Introduction
in Hermits and anchorites in England, 1200–1550
Abstract only
Log-in for full text

You are not authenticated to view the full text of this chapter or article.

manchesterhive requires a subscription or purchase to access the full text of books or journals - to see content that you/your institution should have access to, please log in through your library system or with your personal username and password.

If you are authenticated and think you should have access to this title, please contact your librarian.

Non-subscribers can freely search the site, view abstracts/extracts and download selected front and end matter. 

Institutions can purchase access to individual titles; please contact manchesterhive@manchester.ac.uk for pricing options.

ACCESS TOKENS

If you have an access token for this content, you can redeem this via the link below:

Redeem token

The introduction places the sources that follow in the rest of the book in a broader historical context, including a sketch of the history of the solitary lives in the West from biblical times to the Reformation, and the development of hermits, anchorites, and monks, as distinct categories of vowed religious. Focusing on late medieval England, it considers the solitary lives alongside other ‘semi-religious’ vocations, the popularity of the vocations across the period, including questions of the class and gender of hermits and anchorites, and developments within the vocations between 1200 and the end of the Middle Ages.

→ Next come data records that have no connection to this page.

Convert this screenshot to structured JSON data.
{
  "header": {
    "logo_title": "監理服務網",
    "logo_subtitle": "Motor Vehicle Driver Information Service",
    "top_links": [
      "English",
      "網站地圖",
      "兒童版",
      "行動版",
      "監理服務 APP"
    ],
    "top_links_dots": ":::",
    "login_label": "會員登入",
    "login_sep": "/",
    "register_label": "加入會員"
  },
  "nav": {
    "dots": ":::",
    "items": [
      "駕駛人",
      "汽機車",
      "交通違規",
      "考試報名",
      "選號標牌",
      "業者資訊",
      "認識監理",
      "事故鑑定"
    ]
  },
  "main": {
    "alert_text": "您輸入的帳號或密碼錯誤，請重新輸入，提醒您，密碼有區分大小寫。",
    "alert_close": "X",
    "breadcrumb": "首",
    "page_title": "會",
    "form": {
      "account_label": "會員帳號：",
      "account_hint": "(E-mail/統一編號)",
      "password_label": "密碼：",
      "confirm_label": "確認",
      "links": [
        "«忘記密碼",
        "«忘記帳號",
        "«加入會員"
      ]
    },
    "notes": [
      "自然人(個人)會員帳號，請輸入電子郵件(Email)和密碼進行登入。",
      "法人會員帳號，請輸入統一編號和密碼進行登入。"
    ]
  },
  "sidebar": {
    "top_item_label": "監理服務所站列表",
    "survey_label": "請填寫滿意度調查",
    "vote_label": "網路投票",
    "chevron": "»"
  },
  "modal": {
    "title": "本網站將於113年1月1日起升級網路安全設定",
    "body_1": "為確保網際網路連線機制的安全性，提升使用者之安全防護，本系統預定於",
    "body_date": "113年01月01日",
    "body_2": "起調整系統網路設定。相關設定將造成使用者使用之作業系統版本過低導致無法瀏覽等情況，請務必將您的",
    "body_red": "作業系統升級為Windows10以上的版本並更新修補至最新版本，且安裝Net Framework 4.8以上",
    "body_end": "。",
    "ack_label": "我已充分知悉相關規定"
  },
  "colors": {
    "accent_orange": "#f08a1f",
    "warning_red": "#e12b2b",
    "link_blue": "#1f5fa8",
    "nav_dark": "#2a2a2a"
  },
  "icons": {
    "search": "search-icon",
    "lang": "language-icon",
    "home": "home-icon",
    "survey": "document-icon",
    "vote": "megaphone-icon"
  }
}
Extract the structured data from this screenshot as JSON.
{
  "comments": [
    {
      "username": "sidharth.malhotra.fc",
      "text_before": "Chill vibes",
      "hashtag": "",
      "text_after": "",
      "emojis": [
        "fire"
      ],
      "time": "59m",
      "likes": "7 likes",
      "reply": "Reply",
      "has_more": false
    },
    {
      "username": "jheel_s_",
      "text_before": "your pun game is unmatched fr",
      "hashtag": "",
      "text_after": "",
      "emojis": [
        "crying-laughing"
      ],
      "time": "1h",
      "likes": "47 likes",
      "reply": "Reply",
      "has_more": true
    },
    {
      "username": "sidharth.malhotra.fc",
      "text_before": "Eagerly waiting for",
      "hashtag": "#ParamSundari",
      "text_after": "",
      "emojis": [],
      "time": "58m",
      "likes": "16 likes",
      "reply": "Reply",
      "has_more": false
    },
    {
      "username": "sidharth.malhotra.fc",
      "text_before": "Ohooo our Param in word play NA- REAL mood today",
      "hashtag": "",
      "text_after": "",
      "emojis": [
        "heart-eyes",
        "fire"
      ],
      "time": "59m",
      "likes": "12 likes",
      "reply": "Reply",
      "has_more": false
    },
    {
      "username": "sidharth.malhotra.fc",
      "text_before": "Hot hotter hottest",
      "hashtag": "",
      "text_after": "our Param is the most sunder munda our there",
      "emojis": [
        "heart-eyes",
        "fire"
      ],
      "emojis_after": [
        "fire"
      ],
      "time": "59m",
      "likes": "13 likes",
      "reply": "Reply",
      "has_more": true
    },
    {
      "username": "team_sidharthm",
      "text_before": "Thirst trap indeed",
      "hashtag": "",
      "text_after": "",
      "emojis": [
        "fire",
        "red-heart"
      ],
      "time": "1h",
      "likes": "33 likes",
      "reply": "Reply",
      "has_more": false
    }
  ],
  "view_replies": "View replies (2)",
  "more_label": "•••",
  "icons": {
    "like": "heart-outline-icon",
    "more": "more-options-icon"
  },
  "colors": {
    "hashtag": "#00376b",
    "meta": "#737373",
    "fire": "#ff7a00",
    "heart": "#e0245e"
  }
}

Editor: E.A. Jones

Metrics

All Time Past Year Past 30 Days
Abstract Views 111 33 2
Full Text Views 53 12 2
PDF Downloads 43 22 3